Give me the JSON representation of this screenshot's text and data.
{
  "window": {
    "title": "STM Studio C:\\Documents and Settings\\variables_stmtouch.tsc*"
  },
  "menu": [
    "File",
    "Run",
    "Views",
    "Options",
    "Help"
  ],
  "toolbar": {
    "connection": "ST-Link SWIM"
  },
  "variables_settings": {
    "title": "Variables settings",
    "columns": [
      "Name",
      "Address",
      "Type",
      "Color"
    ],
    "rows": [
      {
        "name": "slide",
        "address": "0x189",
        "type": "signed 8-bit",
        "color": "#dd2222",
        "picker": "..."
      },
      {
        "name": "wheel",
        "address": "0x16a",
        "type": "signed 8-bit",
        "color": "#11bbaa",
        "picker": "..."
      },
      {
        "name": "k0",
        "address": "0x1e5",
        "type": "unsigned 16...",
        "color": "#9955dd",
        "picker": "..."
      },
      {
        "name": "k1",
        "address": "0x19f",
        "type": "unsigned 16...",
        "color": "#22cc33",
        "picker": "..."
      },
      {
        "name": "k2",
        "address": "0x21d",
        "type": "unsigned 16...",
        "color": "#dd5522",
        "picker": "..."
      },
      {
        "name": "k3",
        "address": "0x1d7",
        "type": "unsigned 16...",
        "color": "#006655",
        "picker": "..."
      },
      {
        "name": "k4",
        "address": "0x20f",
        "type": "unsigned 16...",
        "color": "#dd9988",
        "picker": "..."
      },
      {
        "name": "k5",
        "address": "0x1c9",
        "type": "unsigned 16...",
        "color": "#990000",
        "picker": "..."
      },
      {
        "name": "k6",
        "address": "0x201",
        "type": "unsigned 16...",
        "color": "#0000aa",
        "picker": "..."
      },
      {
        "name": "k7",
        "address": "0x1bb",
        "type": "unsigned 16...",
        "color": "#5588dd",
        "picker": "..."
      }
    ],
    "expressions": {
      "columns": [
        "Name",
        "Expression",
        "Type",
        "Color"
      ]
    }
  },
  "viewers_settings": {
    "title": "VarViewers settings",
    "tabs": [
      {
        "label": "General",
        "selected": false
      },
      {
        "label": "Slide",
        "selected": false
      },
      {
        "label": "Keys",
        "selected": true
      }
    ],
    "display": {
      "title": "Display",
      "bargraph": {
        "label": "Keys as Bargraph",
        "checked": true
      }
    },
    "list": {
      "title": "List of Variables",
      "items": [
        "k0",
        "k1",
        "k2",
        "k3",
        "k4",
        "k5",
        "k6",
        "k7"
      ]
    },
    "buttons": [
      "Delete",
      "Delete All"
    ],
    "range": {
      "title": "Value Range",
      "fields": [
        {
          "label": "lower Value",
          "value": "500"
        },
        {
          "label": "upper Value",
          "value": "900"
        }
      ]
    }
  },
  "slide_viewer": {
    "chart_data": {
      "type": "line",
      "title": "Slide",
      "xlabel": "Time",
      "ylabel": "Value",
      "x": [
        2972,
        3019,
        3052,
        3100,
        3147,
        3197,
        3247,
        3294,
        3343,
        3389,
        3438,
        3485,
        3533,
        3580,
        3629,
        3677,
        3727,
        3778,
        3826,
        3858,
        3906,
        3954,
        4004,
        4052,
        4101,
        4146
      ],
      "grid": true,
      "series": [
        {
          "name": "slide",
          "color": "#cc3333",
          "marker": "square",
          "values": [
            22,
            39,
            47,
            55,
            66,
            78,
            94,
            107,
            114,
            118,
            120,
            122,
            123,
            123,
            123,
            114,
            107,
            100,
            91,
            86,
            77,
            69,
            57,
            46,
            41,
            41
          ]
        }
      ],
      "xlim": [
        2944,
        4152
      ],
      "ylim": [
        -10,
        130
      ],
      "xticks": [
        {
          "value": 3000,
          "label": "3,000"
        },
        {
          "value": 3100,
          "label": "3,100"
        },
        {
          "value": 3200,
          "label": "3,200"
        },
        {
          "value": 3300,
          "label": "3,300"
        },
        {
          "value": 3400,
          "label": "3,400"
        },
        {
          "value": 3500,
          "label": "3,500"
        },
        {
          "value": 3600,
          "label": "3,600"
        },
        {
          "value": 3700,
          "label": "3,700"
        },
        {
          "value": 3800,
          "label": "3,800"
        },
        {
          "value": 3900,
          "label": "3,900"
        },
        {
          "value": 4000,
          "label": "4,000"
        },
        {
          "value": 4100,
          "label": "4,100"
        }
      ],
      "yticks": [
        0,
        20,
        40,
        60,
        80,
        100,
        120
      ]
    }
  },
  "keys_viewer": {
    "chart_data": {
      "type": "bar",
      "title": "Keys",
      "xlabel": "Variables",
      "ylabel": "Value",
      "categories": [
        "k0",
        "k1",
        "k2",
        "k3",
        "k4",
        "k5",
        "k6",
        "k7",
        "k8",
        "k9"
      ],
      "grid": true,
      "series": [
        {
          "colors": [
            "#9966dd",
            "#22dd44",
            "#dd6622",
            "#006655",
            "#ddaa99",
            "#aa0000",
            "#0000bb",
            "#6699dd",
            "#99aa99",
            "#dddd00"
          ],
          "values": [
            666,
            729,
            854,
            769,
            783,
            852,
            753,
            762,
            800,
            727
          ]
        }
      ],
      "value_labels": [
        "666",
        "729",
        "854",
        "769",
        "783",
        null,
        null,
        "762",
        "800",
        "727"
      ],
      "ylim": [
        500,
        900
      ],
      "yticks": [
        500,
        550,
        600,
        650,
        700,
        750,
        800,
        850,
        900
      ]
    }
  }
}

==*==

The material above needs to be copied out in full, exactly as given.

Give me the JSON representation of this screenshot's text and data.
{
  "window": {
    "title": "STM Studio C:\\Documents and Settings\\variables_stmtouch.tsc*"
  },
  "menu": [
    "File",
    "Run",
    "Views",
    "Options",
    "Help"
  ],
  "toolbar": {
    "connection": "ST-Link SWIM"
  },
  "variables_settings": {
    "title": "Variables settings",
    "columns": [
      "Name",
      "Address",
      "Type",
      "Color"
    ],
    "rows": [
      {
        "name": "slide",
        "address": "0x189",
        "type": "signed 8-bit",
        "color": "#dd2222",
        "picker": "..."
      },
      {
        "name": "wheel",
        "address": "0x16a",
        "type": "signed 8-bit",
        "color": "#11bbaa",
        "picker": "..."
      },
      {
        "name": "k0",
        "address": "0x1e5",
        "type": "unsigned 16...",
        "color": "#9955dd",
        "picker": "..."
      },
      {
        "name": "k1",
        "address": "0x19f",
        "type": "unsigned 16...",
        "color": "#22cc33",
        "picker": "..."
      },
      {
        "name": "k2",
        "address": "0x21d",
        "type": "unsigned 16...",
        "color": "#dd5522",
        "picker": "..."
      },
      {
        "name": "k3",
        "address": "0x1d7",
        "type": "unsigned 16...",
        "color": "#006655",
        "picker": "..."
      },
      {
        "name": "k4",
        "address": "0x20f",
        "type": "unsigned 16...",
        "color": "#dd9988",
        "picker": "..."
      },
      {
        "name": "k5",
        "address": "0x1c9",
        "type": "unsigned 16...",
        "color": "#990000",
        "picker": "..."
      },
      {
        "name": "k6",
        "address": "0x201",
        "type": "unsigned 16...",
        "color": "#0000aa",
        "picker": "..."
      },
      {
        "name": "k7",
        "address": "0x1bb",
        "type": "unsigned 16...",
        "color": "#5588dd",
        "picker": "..."
      }
    ],
    "expressions": {
      "columns": [
        "Name",
        "Expression",
        "Type",
        "Color"
      ]
    }
  },
  "viewers_settings": {
    "title": "VarViewers settings",
    "tabs": [
      {
        "label": "General",
        "selected": false
      },
      {
        "label": "Slide",
        "selected": false
      },
      {
        "label": "Keys",
        "selected": true
      }
    ],
    "display": {
      "title": "Display",
      "bargraph": {
        "label": "Keys as Bargraph",
        "checked": true
      }
    },
    "list": {
      "title": "List of Variables",
      "items": [
        "k0",
        "k1",
        "k2",
        "k3",
        "k4",
        "k5",
        "k6",
        "k7"
      ]
    },
    "buttons": [
      "Delete",
      "Delete All"
    ],
    "range": {
      "title": "Value Range",
      "fields": [
        {
          "label": "lower Value",
          "value": "500"
        },
        {
          "label": "upper Value",
          "value": "900"
        }
      ]
    }
  },
  "slide_viewer": {
    "chart_data": {
      "type": "line",
      "title": "Slide",
      "xlabel": "Time",
      "ylabel": "Value",
      "x": [
        2972,
        3019,
        3052,
        3100,
        3147,
        3197,
        3247,
        3294,
        3343,
        3389,
        3438,
        3485,
        3533,
        3580,
        3629,
        3677,
        3727,
        3778,
        3826,
        3858,
        3906,
        3954,
        4004,
        4052,
        4101,
        4146
      ],
      "grid": true,
      "series": [
        {
          "name": "slide",
          "color": "#cc3333",
          "marker": "square",
          "values": [
            22,
            39,
            47,
            55,
            66,
            78,
            94,
            107,
            114,
            118,
            120,
            122,
            123,
            123,
            123,
            114,
            107,
            100,
            91,
            86,
            77,
            69,
            57,
            46,
            41,
            41
          ]
        }
      ],
      "xlim": [
        2944,
        4152
      ],
      "ylim": [
        -10,
        130
      ],
      "xticks": [
        {
          "value": 3000,
          "label": "3,000"
        },
        {
          "value": 3100,
          "label": "3,100"
        },
        {
          "value": 3200,
          "label": "3,200"
        },
        {
          "value": 3300,
          "label": "3,300"
        },
        {
          "value": 3400,
          "label": "3,400"
        },
        {
          "value": 3500,
          "label": "3,500"
        },
        {
          "value": 3600,
          "label": "3,600"
        },
        {
          "value": 3700,
          "label": "3,700"
        },
        {
          "value": 3800,
          "label": "3,800"
        },
        {
          "value": 3900,
          "label": "3,900"
        },
        {
          "value": 4000,
          "label": "4,000"
        },
        {
          "value": 4100,
          "label": "4,100"
        }
      ],
      "yticks": [
        0,
        20,
        40,
        60,
        80,
        100,
        120
      ]
    }
  },
  "keys_viewer": {
    "chart_data": {
      "type": "bar",
      "title": "Keys",
      "xlabel": "Variables",
      "ylabel": "Value",
      "categories": [
        "k0",
        "k1",
        "k2",
        "k3",
        "k4",
        "k5",
        "k6",
        "k7",
        "k8",
        "k9"
      ],
      "grid": true,
      "series": [
        {
          "colors": [
            "#9966dd",
            "#22dd44",
            "#dd6622",
            "#006655",
            "#ddaa99",
            "#aa0000",
            "#0000bb",
            "#6699dd",
            "#99aa99",
            "#dddd00"
          ],
          "values": [
            666,
            729,
            854,
            769,
            783,
            852,
            753,
            762,
            800,
            727
          ]
        }
      ],
      "value_labels": [
        "666",
        "729",
        "854",
        "769",
        "783",
        null,
        null,
        "762",
        "800",
        "727"
      ],
      "ylim": [
        500,
        900
      ],
      "yticks": [
        500,
        550,
        600,
        650,
        700,
        750,
        800,
        850,
        900
      ]
    }
  }
}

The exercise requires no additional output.